What’s more, it’s a metaphor for life:  When we think only certain, limiting thoughts, the walls move in closer. When we alter our assumptions, the walls stop. When we think something outside the bargain in our mind (how we’re “supposed” to behave, how we’re “supposed” to feel, how one behaves at jobs, what were supposed to expect of our jobs, whether we allow ourselves to challenge our bosses, or fear them), we can stop the walls that are threatening to squeeze us tight because we can’t perceive options.

Seeing options opens walls

It’s not only thinking “limiting” thoughts that makes the walls close in, but inactive, passive thoughts, too. It’s no coincidence that the same type of thinking that stops panic and anxiety also stops the walls of possibility from encroaching:  Taking action. The thoughts that move us from being squeezed to feeling we have room to move and options, possibilities, and hope are thoughts of action.

"There's no way out."

“There’s no way out.”

Fear is inactive, passive.

And the antidote for it is active, expansive thoughts, perceptions, and actions.

Options is a central idea. My life was changed when I understood how the perception that I had options, actually had options, in situations in which I saw nothing but dead-ends — underscored this for me: Those moving walls that compact our spirits are a operated by our minds!

"What do I need to do in order to enjoy the work I do?"

“What do I need to do in order to enjoy the work I do?”

A sense of options comes naturally as we become aware of our habits of thought. It comes as part of creating a time and place to do work that will allow us those life-altering, heart-inflating insights. It comes with our self-parenting work, our work on our stuff. It comes and pleasantly surprises us by being not half as scary as the journey once seemed.

We’re not trapped.

Unless our mind says we’re trapped. Even then, that’s something we can work with.

- be kind to yourself


Amy Eden is the author of The Kind Self-Healing Book



What’s Kind Book Buy Friday?

unnamed-51Are we being selfish trouble-makers when we say “no”? Or, rather, are we truly and simply expressing ourselves? We may actually be saying, “I prefer this other thing, or this other thing delights me.” Listen to those you care about when they say “no” — what delights them? What are they saying? What’s another way that our ears can hear “no”?

Is The Kind Self-Healing Book for you? Well:

* Are you self-critical?
* Is it difficult for you to let go and just have fun?
* Do intimate relationships scare you?
* Would you rather control others than trust them?
* Do you question whether you have a right to your feelings?

See what you think – you can begin reading The Kind Self-Healing Book for free – the first chapter and actually do the first 3 activities.

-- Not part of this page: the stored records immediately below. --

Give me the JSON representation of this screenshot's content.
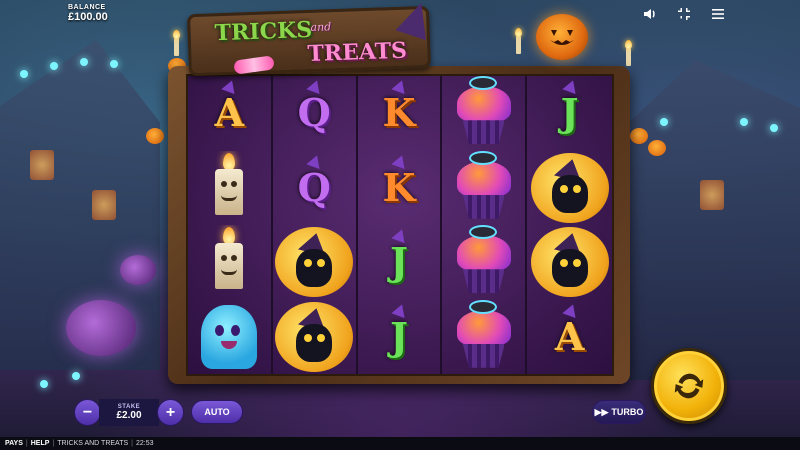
{
  "balance": {
    "label": "BALANCE",
    "value": "£100.00"
  },
  "top_icons": [
    "speaker-icon",
    "collapse-icon",
    "menu-icon"
  ],
  "logo": {
    "line1": "TRICKS",
    "and": "and",
    "line2": "TREATS"
  },
  "reels": [
    [
      "A",
      "candle-character",
      "candle-character",
      "ghost"
    ],
    [
      "Q",
      "Q",
      "black-cat",
      "black-cat"
    ],
    [
      "K",
      "K",
      "J",
      "J"
    ],
    [
      "cupcake",
      "cupcake",
      "cupcake",
      "cupcake"
    ],
    [
      "J",
      "black-cat",
      "black-cat",
      "A"
    ]
  ],
  "stake": {
    "label": "STAKE",
    "value": "£2.00",
    "minus": "−",
    "plus": "+"
  },
  "auto_label": "AUTO",
  "turbo_label": "TURBO",
  "footer": {
    "pays": "PAYS",
    "help": "HELP",
    "game": "TRICKS AND TREATS",
    "time": "22:53"
  },
  "colors": {
    "spin": "#f2b20a",
    "button": "#5e3fc0",
    "reel_bg": "#3a184e",
    "frame": "#5b3a1f"
  }
}
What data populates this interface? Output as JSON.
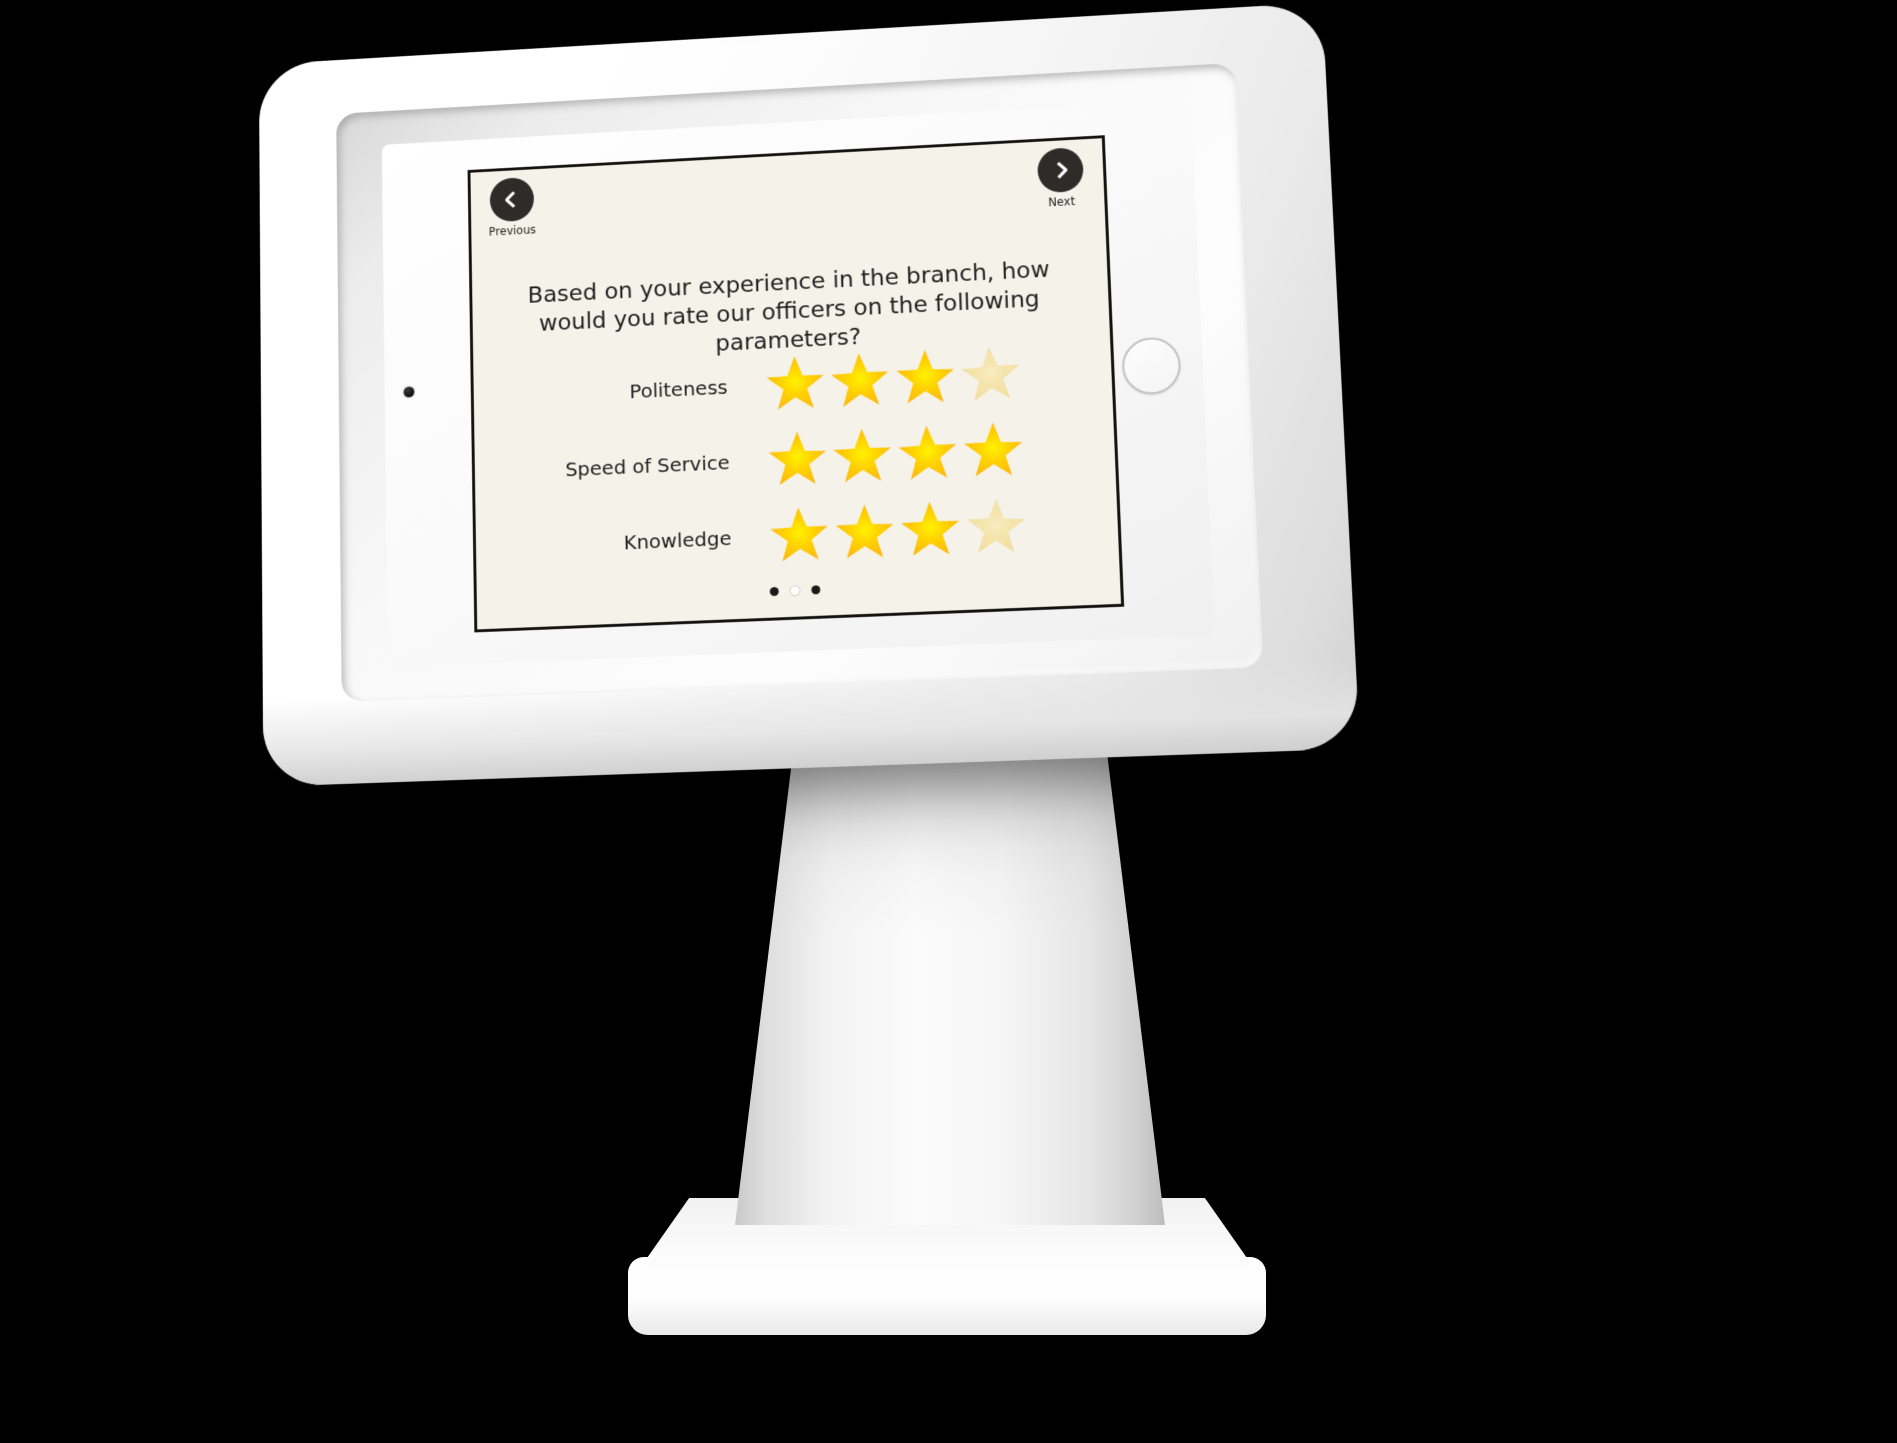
{
  "device": {
    "type": "tablet-kiosk",
    "shell_color": "#ffffff",
    "screen_bg": "#f5f2ea",
    "screen_border": "#15120f",
    "camera_icon": "camera-dot-icon",
    "home_button_icon": "home-button-icon"
  },
  "nav": {
    "previous": {
      "label": "Previous",
      "icon": "chevron-left-icon",
      "circle_color": "#2e2c29"
    },
    "next": {
      "label": "Next",
      "icon": "chevron-right-icon",
      "circle_color": "#2e2c29"
    }
  },
  "survey": {
    "question": "Based on your experience in the branch, how would you rate our officers on the following parameters?",
    "max_stars": 4,
    "star_filled_color": "#ffd000",
    "star_edge_color": "#fdb913",
    "star_empty_color": "#f6e3a8",
    "rows": [
      {
        "label": "Politeness",
        "rating": 3,
        "max": 4
      },
      {
        "label": "Speed of Service",
        "rating": 4,
        "max": 4
      },
      {
        "label": "Knowledge",
        "rating": 3,
        "max": 4
      }
    ]
  },
  "pagination": {
    "total": 3,
    "active_index": 1,
    "dots": [
      {
        "state": "inactive"
      },
      {
        "state": "active"
      },
      {
        "state": "inactive"
      }
    ]
  }
}
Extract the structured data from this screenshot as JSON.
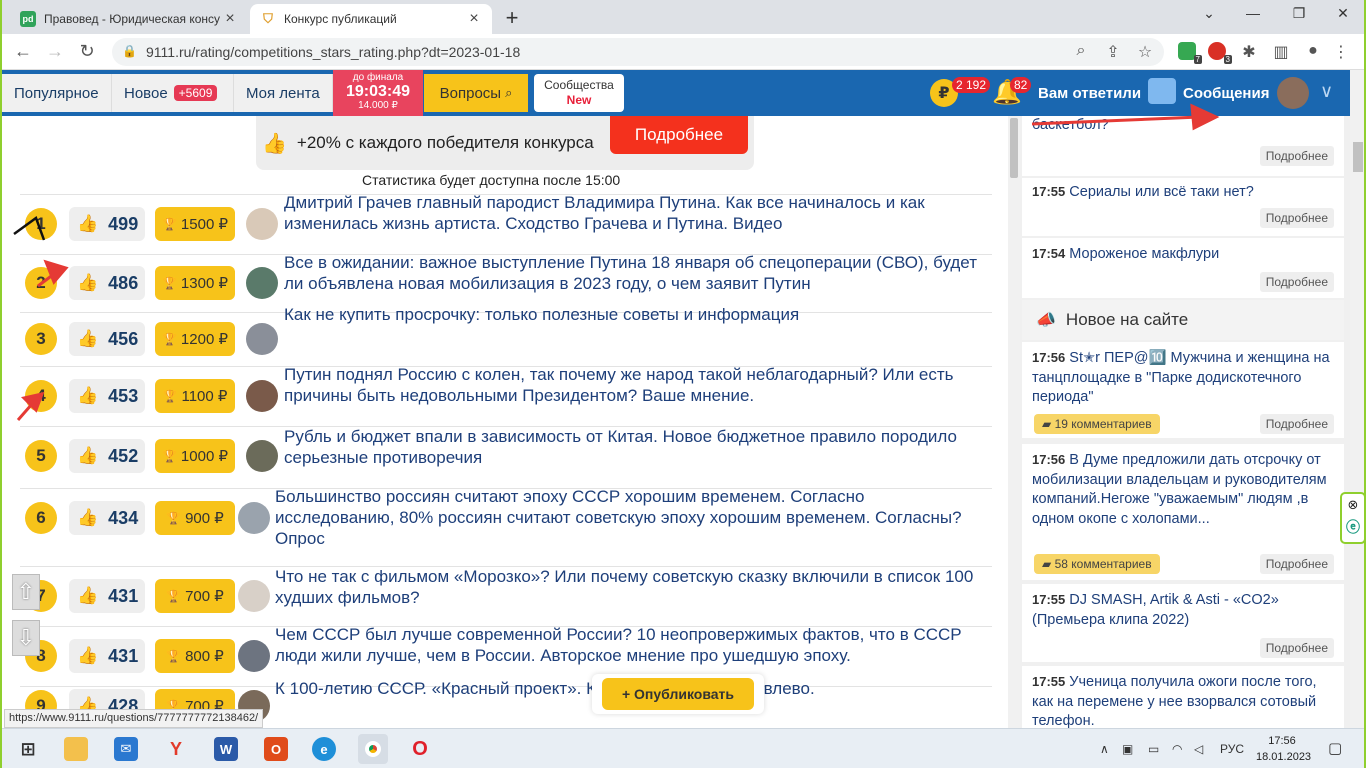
{
  "browser": {
    "tabs": [
      {
        "title": "Правовед - Юридическая консу",
        "favicon": "pd",
        "color": "#30a35a"
      },
      {
        "title": "Конкурс публикаций",
        "favicon": "shield",
        "color": "#e0a030"
      }
    ],
    "url": "9111.ru/rating/competitions_stars_rating.php?dt=2023-01-18",
    "ext_badges": [
      "7",
      "3"
    ]
  },
  "header": {
    "popular": "Популярное",
    "new_label": "Новое",
    "new_count": "+5609",
    "feed": "Моя лента",
    "timer_top": "до финала",
    "timer_time": "19:03:49",
    "timer_bottom": "14.000 ₽",
    "questions": "Вопросы",
    "community": "Сообщества",
    "community_new": "New",
    "ruble": "₽",
    "balance": "2 192",
    "notif_count": "82",
    "answered": "Вам ответили",
    "messages": "Сообщения"
  },
  "promo": {
    "text": "+20% с каждого победителя конкурса",
    "button": "Подробнее"
  },
  "stats_note": "Статистика будет доступна после 15:00",
  "rating": [
    {
      "rank": "1",
      "votes": "499",
      "prize": "1500 ₽",
      "title": "Дмитрий Грачев главный пародист Владимира Путина. Как все начиналось и как изменилась жизнь артиста. Сходство Грачева и Путина. Видео",
      "avatar": "#d9c9b8"
    },
    {
      "rank": "2",
      "votes": "486",
      "prize": "1300 ₽",
      "title": "Все в ожидании: важное выступление Путина 18 января об спецоперации (СВО), будет ли объявлена новая мобилизация в 2023 году, о чем заявит Путин",
      "avatar": "#5a7a6a"
    },
    {
      "rank": "3",
      "votes": "456",
      "prize": "1200 ₽",
      "title": "Как не купить просрочку: только полезные советы и информация",
      "avatar": "#8a8f99"
    },
    {
      "rank": "4",
      "votes": "453",
      "prize": "1100 ₽",
      "title": "Путин поднял Россию с колен, так почему же народ такой неблагодарный? Или есть причины быть недовольными Президентом? Ваше мнение.",
      "avatar": "#7a5a4a"
    },
    {
      "rank": "5",
      "votes": "452",
      "prize": "1000 ₽",
      "title": "Рубль и бюджет впали в зависимость от Китая. Новое бюджетное правило породило серьезные противоречия",
      "avatar": "#6b6b5a"
    },
    {
      "rank": "6",
      "votes": "434",
      "prize": "900 ₽",
      "title": "Большинство россиян считают эпоху СССР хорошим временем. Согласно исследованию, 80% россиян считают советскую эпоху хорошим временем. Согласны? Опрос",
      "avatar": "#9aa3ad"
    },
    {
      "rank": "7",
      "votes": "431",
      "prize": "700 ₽",
      "title": "Что не так с фильмом «Морозко»? Или почему советскую сказку включили в список 100 худших фильмов?",
      "avatar": "#d8d0c8"
    },
    {
      "rank": "8",
      "votes": "431",
      "prize": "800 ₽",
      "title": "Чем СССР был лучше современной России? 10 неопровержимых фактов, что в СССР люди жили лучше, чем в России. Авторское мнение про ушедшую эпоху.",
      "avatar": "#6d7480"
    },
    {
      "rank": "9",
      "votes": "428",
      "prize": "700 ₽",
      "title": "К 100-летию СССР. «Красный проект». Кремль поворачивает влево.",
      "avatar": "#7a6a5a"
    }
  ],
  "publish_button": "+ Опубликовать",
  "status_url": "https://www.9111.ru/questions/7777777772138462/",
  "sidebar": {
    "more": "Подробнее",
    "top_items": [
      {
        "time": "",
        "title": "баскетбол?"
      },
      {
        "time": "17:55",
        "title": "Сериалы или всё таки нет?"
      },
      {
        "time": "17:54",
        "title": "Мороженое макфлури"
      }
    ],
    "new_header": "Новое на сайте",
    "new_items": [
      {
        "time": "17:56",
        "title": "St✭r ПЕР@🔟 Мужчина и женщина на танцплощадке в \"Парке додискотечного периода\"",
        "comments": "19 комментариев"
      },
      {
        "time": "17:56",
        "title": "В Думе предложили дать отсрочку от мобилизации владельцам и руководителям компаний.Негоже \"уважаемым\" людям ,в одном окопе с холопами...",
        "comments": "58 комментариев"
      },
      {
        "time": "17:55",
        "title": "DJ SMASH, Artik & Asti - «CO2» (Премьера клипа 2022)",
        "comments": ""
      },
      {
        "time": "17:55",
        "title": "Ученица получила ожоги после того, как на перемене у нее взорвался сотовый телефон.",
        "comments": ""
      }
    ]
  },
  "taskbar": {
    "lang": "РУС",
    "time": "17:56",
    "date": "18.01.2023"
  }
}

Tomorrow is Kind Book Buy Friday

And, if after reading that free first chapter and activities, you like what you see, please join me in buying the book from tomorrow on Kind Book Buy Friday. If we do this all together, we can have IMPACT and get to notice my little book.

Follow this on the book’s Facebook page, too:



Even me, I’m buying a copy of my book, too!